'Brave New Voices'
If there is one concept that we'd have bet against, it would be that a network would greenlight a show featuring spoken-word poetry. It's barely one level above watching grass grow. And yet, Russell Simmons Presents Brave New Voices, airing Sundays on HBO, is a terrific combination of talent, hope and drama masking the fact that words plus television equals boring. Still, it's great to know that some kids are still literate and can muster the occasional haiku. So if you appreciate words and smart kids, spell-check the invitations; we're throwing a party!
Setting the scene:
If you've never been to a poetry slam, you've missed one of life's great challenges -- the challenge being that sometimes it's hard to get the waitress' attention without causing a sonnet disruption. You'll need a small stage with a microphone stand in front of walls painted to look like brick. (Poorly lit fake brick adds an air of despair that poets love.) Add a music stand for performers' notes. Encourage guests to write a piece on a topic you suggest on their invitation. Remember, they don't all have to be serious: Team San Francisco's Mike Taylor is all about humor. For more information on poetry slams, check out sites such as PoetrySlam.com, Poets.org, Slampapi.com or YouthSpeaks.org. Party favors can include everything from Mark Eleveld's book "The Spoken Word Revolution Redux" to the DVD "Slam Nation: The Sport of Spoken Word" to poetry-related T-shirts.
Who are we to confine your creativity by telling you what to wear? But if you don't show up in baggy corduroy pants with a studded belt and an ironic graphic T-shirt, your words will fall on deaf ears.
On the menu:
Thought times have changed, the original beatniks lent themselves to a diet of tofu and sprouts. Then again, we'd rather have alphabet soup and SpaghettiOs.
On the hi-fi:
Queen Latifah narrates the show, so why not sample some of "All Hail the Queen" and "The Dana Owens Project"? But a celebration of the spoken word can't be fully expressed until you break out the Shatner. So order a copy of "The Transformed Man," and get down to business.

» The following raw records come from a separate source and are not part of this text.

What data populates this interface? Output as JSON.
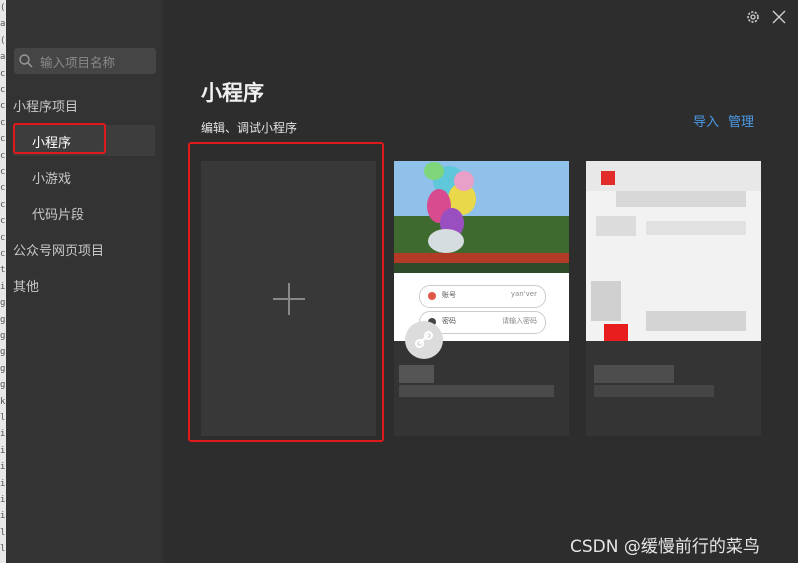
{
  "app": {
    "window_controls": {
      "settings_icon": "gear-icon",
      "close_icon": "close-icon"
    }
  },
  "left_strip_chars": [
    "(",
    "a",
    "(",
    "a",
    "c",
    "c",
    "c",
    "c",
    "c",
    "c",
    "c",
    "c",
    "c",
    "c",
    "c",
    "c",
    "t",
    "i",
    "g",
    "g",
    "g",
    "g",
    "g",
    "g",
    "k",
    "l",
    "i",
    "i",
    "i",
    "i",
    "i",
    "i",
    "l",
    "l"
  ],
  "sidebar": {
    "search_placeholder": "输入项目名称",
    "sections": [
      {
        "label": "小程序项目",
        "items": [
          {
            "label": "小程序",
            "active": true
          },
          {
            "label": "小游戏"
          },
          {
            "label": "代码片段"
          }
        ]
      },
      {
        "label": "公众号网页项目"
      },
      {
        "label": "其他"
      }
    ]
  },
  "main": {
    "title": "小程序",
    "subtitle": "编辑、调试小程序",
    "actions": {
      "import": "导入",
      "manage": "管理"
    }
  },
  "project_cards": [
    {
      "fields": [
        {
          "label": "账号",
          "value": "yan'ver"
        },
        {
          "label": "密码",
          "value": "请输入密码"
        }
      ]
    },
    {}
  ],
  "colors": {
    "accent": "#4a9ae8",
    "highlight": "#e0191b",
    "background": "#2d2d2d",
    "sidebar": "#333334"
  },
  "watermark": "CSDN @缓慢前行的菜鸟"
}
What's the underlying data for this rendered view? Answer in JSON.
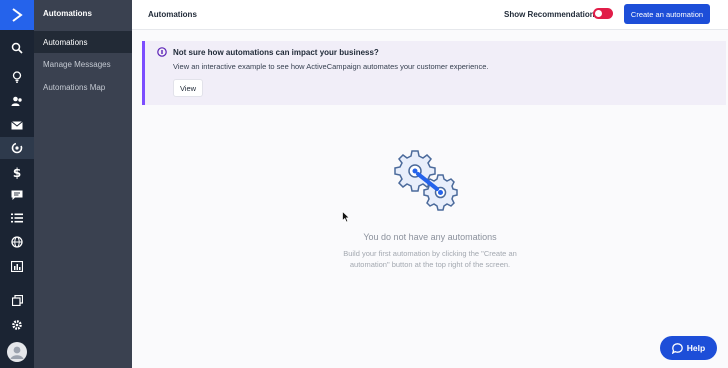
{
  "rail": {
    "logo_icon": "chevron-right-logo",
    "icons": [
      "search-icon",
      "lightbulb-icon",
      "contacts-icon",
      "campaigns-icon",
      "automations-icon",
      "deals-icon",
      "conversations-icon",
      "lists-icon",
      "site-icon",
      "reports-icon",
      "pages-icon",
      "settings-icon",
      "avatar-icon"
    ],
    "active_icon": "automations-icon"
  },
  "subnav": {
    "title": "Automations",
    "items": [
      {
        "label": "Automations",
        "active": true
      },
      {
        "label": "Manage Messages",
        "active": false
      },
      {
        "label": "Automations Map",
        "active": false
      }
    ]
  },
  "topbar": {
    "title": "Automations",
    "recommendations_label": "Show Recommendations",
    "recommendations_on": true,
    "create_button": "Create an automation"
  },
  "banner": {
    "title": "Not sure how automations can impact your business?",
    "text": "View an interactive example to see how ActiveCampaign automates your customer experience.",
    "view_button": "View"
  },
  "empty_state": {
    "title": "You do not have any automations",
    "description": "Build your first automation by clicking the \"Create an automation\" button at the top right of the screen."
  },
  "help": {
    "label": "Help"
  },
  "colors": {
    "brand": "#1d4ed8",
    "rail_bg": "#1b2433",
    "subnav_bg": "#3a4150",
    "banner_accent": "#7c4dff",
    "toggle_on": "#e11d48"
  }
}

Think you've got poetry that can stand the test of time? Why not have your words carved into a huge slab of granite? Contact granite sculptor Eric Oberg of Calais, Vt., and have him quote you a price on immortality. He probably charges by the letter, so be succinct.